Review: The Seasoning House / Cert: 18 / Director: Paul Hyett / Screenplay: Paul Hyett, Conal Palmer, Adrian Rigelsford / Starring: Rosie Day, Kevin Howarth, Sean Pertwee, Dominique Provost-Chalkley, Anna Walton / Release Date: August 12th
Former FX make-up designer Paul Hyett’s debut feature film is a brutal, pitiless thriller set in a filthy, claustrophobic environment, shot through with stark casual violence and a sense of abject hopelessness which is guaranteed to shake your faith in human nature. You’re also likely to come away impressed by Hyett’s deft direction and the taut performances in a harrowing and often disturbing film which only loses its way in its last act as it abandons its stifling set-up and drifts perilously close to becoming just another revenge runaround.
We’re in the middle of the Balkan conflict and young girls are savagely orphaned and dragged to a ramshackle, isolated house, drugged up the eyeballs and ‘seasoned’ for the pleasure of visiting thugs and soldiers. Angel (Day) is a deaf mute girl protected from direct abuse by the house’s sleazy owner Viktor (Howarth) but still forced to cook, clean and keep the girls sedated. Angel inures herself to the horror of her situation and befriends Alexa (Provost-Chalkley), but her inability to help her friend gives Angel the strength to turn the tables, especially when the ruthless Goran (Pertwee), who brought her to the house in the first place, turns up for some R&R with his gang of thugs.

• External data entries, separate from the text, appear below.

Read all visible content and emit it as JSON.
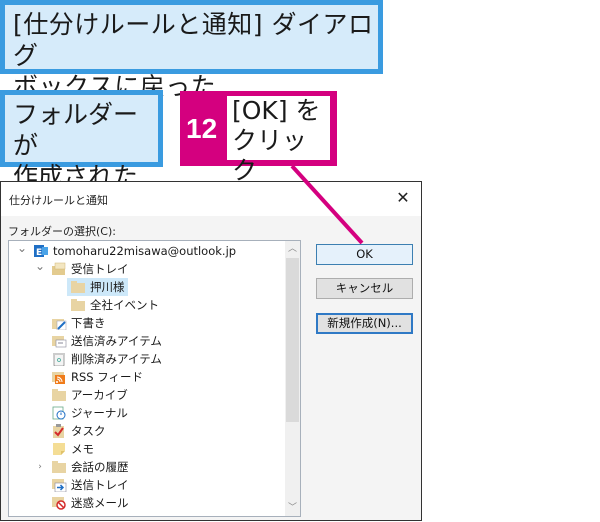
{
  "callouts": {
    "dialog_returned": {
      "line1": "[仕分けルールと通知] ダイアログ",
      "line2": "ボックスに戻った"
    },
    "folder_created": {
      "line1": "フォルダーが",
      "line2": "作成された"
    },
    "step": {
      "number": "12",
      "line1": "[OK] を",
      "line2": "クリック"
    }
  },
  "colors": {
    "blue_callout_border": "#3a9be0",
    "blue_callout_fill": "#d6ebfa",
    "step_magenta": "#d4007f"
  },
  "dialog": {
    "title": "仕分けルールと通知",
    "close_glyph": "✕",
    "folder_select_label": "フォルダーの選択(C):",
    "buttons": {
      "ok": "OK",
      "cancel": "キャンセル",
      "new_folder": "新規作成(N)..."
    },
    "tree": {
      "items": [
        {
          "label": "tomoharu22misawa@outlook.jp",
          "icon": "exchange-account-icon",
          "expander": "expanded",
          "level": 0
        },
        {
          "label": "受信トレイ",
          "icon": "inbox-icon",
          "expander": "expanded",
          "level": 1
        },
        {
          "label": "押川様",
          "icon": "folder-icon",
          "level": 2,
          "selected": true
        },
        {
          "label": "全社イベント",
          "icon": "folder-icon",
          "level": 2
        },
        {
          "label": "下書き",
          "icon": "drafts-icon",
          "level": 1
        },
        {
          "label": "送信済みアイテム",
          "icon": "sent-items-icon",
          "level": 1
        },
        {
          "label": "削除済みアイテム",
          "icon": "trash-icon",
          "level": 1
        },
        {
          "label": "RSS フィード",
          "icon": "rss-icon",
          "level": 1
        },
        {
          "label": "アーカイブ",
          "icon": "folder-icon",
          "level": 1
        },
        {
          "label": "ジャーナル",
          "icon": "journal-icon",
          "level": 1
        },
        {
          "label": "タスク",
          "icon": "tasks-icon",
          "level": 1
        },
        {
          "label": "メモ",
          "icon": "notes-icon",
          "level": 1
        },
        {
          "label": "会話の履歴",
          "icon": "folder-icon",
          "expander": "collapsed",
          "level": 1
        },
        {
          "label": "送信トレイ",
          "icon": "outbox-icon",
          "level": 1
        },
        {
          "label": "迷惑メール",
          "icon": "junk-icon",
          "level": 1
        }
      ]
    }
  },
  "scrollbar": {
    "up_glyph": "︿",
    "down_glyph": "﹀"
  },
  "tree_glyphs": {
    "expanded": "⌄",
    "collapsed": "›"
  }
}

The Seasoning House is gripping stuff and its violence is unflinching and uncompromising. Hyett brilliantly exploits the story’s enclosed environment, particularly in sequences where Angel squeezes through ventilation shafts and hides in crawlspaces as Goran and his henchmen start to tear the house apart. But at virtually the last moment, as if he’s exhausted the dramatic potential of the house itself, Hyett (who co-wrote the screenplay) changes tack and turns the movie into a potentially more generic chase film as Angel has to confront her remaining enemies in a much less interesting setting. The film’s sense of original vision is lost at a stroke and, whilst Goran’s fate will unnerve some, it’s a frustratingly loose end and the ambiguous conclusion is signposted a mile off. But The Seasoning House is generally a smart and accomplished film, absolutely off-limits to the faint-hearted, and Rosie Day is a real find and one to watch out for. Even Sean Pertwee, whose career has largely been a waste of a distinguished family name, ups his game here and delivers one of his better performances. It’s just a shame the movie finally lacks the courage of its convictions and throws away the USP of its title.
Extras: Commentary / Trailer / Making of feature